* _Activity_
What lines below hold the string "보수교육"? Copy them all.

____________________

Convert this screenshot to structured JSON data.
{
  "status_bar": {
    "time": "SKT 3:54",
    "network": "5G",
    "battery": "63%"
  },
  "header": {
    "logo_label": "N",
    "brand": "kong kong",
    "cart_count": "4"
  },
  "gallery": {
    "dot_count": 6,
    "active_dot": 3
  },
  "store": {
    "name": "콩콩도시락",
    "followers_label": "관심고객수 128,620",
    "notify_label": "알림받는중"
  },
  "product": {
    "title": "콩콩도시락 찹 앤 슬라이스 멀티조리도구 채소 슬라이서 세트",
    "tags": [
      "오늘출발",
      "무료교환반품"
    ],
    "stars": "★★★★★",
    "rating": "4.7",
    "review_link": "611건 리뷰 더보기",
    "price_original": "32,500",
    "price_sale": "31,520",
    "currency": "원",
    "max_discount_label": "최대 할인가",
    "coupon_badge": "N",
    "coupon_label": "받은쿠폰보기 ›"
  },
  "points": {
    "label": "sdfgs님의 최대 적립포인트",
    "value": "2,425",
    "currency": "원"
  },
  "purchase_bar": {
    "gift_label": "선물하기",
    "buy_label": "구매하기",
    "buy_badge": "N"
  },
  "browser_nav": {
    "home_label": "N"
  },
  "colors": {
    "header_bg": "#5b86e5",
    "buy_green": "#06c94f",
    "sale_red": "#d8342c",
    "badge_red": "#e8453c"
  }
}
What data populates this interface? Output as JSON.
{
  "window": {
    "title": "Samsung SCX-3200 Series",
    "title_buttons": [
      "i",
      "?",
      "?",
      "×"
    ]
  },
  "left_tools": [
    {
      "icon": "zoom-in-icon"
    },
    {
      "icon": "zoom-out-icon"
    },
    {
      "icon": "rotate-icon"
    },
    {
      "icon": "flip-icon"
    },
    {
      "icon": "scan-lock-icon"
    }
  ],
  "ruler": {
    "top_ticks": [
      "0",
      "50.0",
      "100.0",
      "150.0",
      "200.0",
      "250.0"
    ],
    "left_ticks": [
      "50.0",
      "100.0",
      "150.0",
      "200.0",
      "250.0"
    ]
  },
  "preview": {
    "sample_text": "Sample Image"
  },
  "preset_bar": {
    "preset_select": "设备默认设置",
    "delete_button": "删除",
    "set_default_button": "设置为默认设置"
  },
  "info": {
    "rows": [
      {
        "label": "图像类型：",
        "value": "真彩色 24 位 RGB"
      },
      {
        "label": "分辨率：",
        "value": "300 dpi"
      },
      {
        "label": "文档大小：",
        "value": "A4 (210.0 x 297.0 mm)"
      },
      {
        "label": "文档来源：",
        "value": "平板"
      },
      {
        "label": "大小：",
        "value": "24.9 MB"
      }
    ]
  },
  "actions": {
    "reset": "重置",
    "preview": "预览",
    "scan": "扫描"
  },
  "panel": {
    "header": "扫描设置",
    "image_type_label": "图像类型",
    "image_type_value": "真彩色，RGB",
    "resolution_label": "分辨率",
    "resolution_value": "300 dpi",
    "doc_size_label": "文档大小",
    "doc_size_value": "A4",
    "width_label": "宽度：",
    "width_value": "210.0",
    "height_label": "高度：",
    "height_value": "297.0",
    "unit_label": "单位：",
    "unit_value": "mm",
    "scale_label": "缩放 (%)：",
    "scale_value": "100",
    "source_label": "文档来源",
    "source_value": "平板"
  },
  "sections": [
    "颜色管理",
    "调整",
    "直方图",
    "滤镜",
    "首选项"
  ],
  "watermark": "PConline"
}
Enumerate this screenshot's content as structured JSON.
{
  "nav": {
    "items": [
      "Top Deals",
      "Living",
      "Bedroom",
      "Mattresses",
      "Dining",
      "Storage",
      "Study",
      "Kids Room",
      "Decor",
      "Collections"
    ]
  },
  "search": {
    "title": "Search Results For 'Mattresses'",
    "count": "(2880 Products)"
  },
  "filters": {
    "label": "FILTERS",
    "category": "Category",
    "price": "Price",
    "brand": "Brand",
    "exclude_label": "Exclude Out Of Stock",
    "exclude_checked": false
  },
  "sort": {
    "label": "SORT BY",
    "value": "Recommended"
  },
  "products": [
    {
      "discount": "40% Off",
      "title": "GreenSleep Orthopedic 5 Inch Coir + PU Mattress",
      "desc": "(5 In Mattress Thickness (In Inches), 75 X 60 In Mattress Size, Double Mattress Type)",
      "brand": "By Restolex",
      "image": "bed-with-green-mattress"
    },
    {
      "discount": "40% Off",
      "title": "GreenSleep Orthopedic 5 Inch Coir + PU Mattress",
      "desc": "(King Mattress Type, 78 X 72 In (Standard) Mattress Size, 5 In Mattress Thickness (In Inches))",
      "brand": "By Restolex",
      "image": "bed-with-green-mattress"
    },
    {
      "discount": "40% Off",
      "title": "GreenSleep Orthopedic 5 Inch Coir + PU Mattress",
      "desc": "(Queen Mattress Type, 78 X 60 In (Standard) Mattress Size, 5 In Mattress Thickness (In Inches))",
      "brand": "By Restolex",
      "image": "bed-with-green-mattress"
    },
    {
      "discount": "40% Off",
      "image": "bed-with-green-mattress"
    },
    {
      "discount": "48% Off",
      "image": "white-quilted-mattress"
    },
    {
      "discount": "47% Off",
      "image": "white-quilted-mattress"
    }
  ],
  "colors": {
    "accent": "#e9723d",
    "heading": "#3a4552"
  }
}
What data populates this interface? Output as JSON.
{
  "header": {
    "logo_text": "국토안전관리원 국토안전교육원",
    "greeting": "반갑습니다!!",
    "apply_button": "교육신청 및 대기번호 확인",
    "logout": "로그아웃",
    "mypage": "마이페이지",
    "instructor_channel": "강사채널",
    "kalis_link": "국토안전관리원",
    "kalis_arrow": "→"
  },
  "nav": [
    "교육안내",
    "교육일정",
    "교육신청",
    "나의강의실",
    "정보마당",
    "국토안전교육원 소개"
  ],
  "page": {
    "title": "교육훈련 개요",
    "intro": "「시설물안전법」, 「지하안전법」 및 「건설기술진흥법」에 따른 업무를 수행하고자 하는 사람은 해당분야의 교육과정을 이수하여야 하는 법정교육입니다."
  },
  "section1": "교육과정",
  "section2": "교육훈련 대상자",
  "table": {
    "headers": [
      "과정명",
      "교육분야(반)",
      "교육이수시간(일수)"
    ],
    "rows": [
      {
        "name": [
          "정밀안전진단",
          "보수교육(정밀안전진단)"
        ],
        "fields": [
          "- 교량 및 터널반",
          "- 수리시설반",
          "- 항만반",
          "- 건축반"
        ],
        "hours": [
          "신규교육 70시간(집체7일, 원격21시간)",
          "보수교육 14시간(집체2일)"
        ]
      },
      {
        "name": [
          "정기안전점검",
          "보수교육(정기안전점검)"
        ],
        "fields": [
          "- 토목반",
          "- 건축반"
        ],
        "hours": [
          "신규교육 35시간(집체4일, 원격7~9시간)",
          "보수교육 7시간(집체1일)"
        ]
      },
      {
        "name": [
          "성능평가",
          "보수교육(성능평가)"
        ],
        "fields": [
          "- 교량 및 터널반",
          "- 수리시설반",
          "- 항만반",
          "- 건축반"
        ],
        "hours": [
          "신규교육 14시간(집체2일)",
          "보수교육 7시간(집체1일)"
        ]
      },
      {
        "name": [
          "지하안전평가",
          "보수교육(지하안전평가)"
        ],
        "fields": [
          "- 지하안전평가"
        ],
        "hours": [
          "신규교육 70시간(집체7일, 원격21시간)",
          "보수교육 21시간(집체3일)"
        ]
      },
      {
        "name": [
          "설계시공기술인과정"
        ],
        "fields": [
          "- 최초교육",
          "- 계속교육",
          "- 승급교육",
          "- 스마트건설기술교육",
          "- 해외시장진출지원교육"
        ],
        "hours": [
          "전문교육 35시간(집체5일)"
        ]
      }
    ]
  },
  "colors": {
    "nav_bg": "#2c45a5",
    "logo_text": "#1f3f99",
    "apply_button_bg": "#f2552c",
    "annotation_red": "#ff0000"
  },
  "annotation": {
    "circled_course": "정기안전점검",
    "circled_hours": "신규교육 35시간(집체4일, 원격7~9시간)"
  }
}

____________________

* _Solution to the exercise_
          "보수교육(정밀안전진단)"
          "보수교육 14시간(집체2일)"
          "보수교육(정기안전점검)"
          "보수교육 7시간(집체1일)"
          "보수교육(성능평가)"
          "보수교육 7시간(집체1일)"
          "보수교육(지하안전평가)"
          "보수교육 21시간(집체3일)"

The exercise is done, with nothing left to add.